Fellers v. United States
Annotate this Case
540 U.S. 519 (2004)
- Syllabus |
OCTOBER TERM, 2003
FELLERS V. UNITED STATES
SUPREME COURT OF THE UNITED STATES
FELLERS v. UNITED STATES
certiorari to the united states court of appeals for the eighth circuit
No. 02–6320. Argued December 10, 2003—Decided January 26, 2004
Police officers went to petitioner’s home and advised him that they had come to discuss his involvement in drug distribution. They told him that they had a federal warrant for his arrest and that a grand jury had indicted him for conspiracy to distribute methamphetamine. During the course of a brief discussion, petitioner made several inculpatory statements. Once at the county jail, petitioner was advised of his rights under Miranda v. Arizona, 384 U. S. 436, and Patterson v. Illinois, 487 U. S. 285, signed a waiver of those rights, and reiterated his earlier statements. Before trial, he moved to suppress the inculpatory statements he made at his home and at the jail. A Magistrate Judge recommended that the home statements be suppressed because the officers had not informed petitioner of his Miranda rights, and that portions of his jailhouse statements be suppressed as fruits of the prior failure to provide Miranda warnings. The District Court suppressed the unwarned home statements but admitted the jailhouse statements pursuant to Oregon v. Elstad, 470 U. S. 298, concluding that petitioner had knowingly and voluntarily waived his Miranda rights before making the statements. The Eighth Circuit affirmed the conviction, holding that petitioner’s jailhouse statements were properly admitted under Elstad, and that the officers had not violated his Sixth Amendment right to counsel under Patterson because they did not interrogate him at his home.
Held: The Eighth Circuit erred in holding that the absence of an “interrogation” foreclosed petitioner’s claim that his jailhouse statements should have been suppressed as fruits of the statements taken from him at his home. Pp. 4–6.
(a) An accused is denied the protections of the Sixth Amendment “when there [is] used against him at his trial … his own incriminating words, which federal agents … deliberately elicited from him after he had been indicted and in the absence of his counsel.” Massiah v. United States, 377 U. S. 201, 206. This Court has consistently applied the deliberate-elicitation standard in subsequent Sixth Amendment cases, see, e.g., United States v. Henry, 447 U. S. 264, and has expressly distinguished it from the Fifth Amendment custodial-interrogation standard, see, e.g., Michigan v. Jackson, 475 U. S. 625. There is no question here that the officers “deliberately elicited” information from petitioner at his home.

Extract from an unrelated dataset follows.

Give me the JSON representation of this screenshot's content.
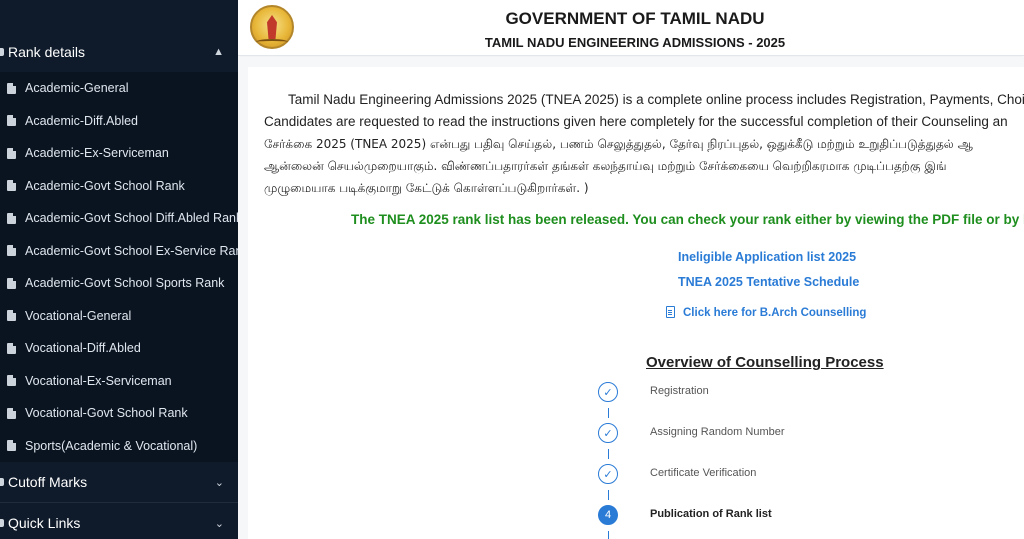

Because their discussion took place after petitioner had been indicted, outside the presence of counsel, and in the absence of any waiver of his Sixth Amendment rights, the officers’ actions violated the Sixth Amendment standards established in Massiah, supra, and its progeny. Pp. 4–5.
(b) Because of its erroneous determination that petitioner was not questioned in violation of Sixth Amendment standards, the Eighth Circuit improperly conducted its “fruits” analysis under the Fifth Amendment. In applying Elstad, supra, to hold that the admissibility of the jailhouse statements turned solely on whether they were knowing and voluntary, the court did not reach the question whether the Sixth Amendment requires suppression of those statements on the ground that they were the fruits of previous questioning that violated the Sixth Amendment deliberate-elicitation standard. As this Court has not had occasion to decide whether the rationale of Elstad applies when a suspect makes incriminating statements after a knowing and voluntary waiver of his right to counsel notwithstanding earlier police questioning in violation of Sixth Amendment standards, the case is remanded to the Eighth Circuit to address this issue in the first instance. Pp. 5–6.
285 F. 3d 721, reversed and remanded.
O’Connor, J., delivered the opinion for a unanimous Court.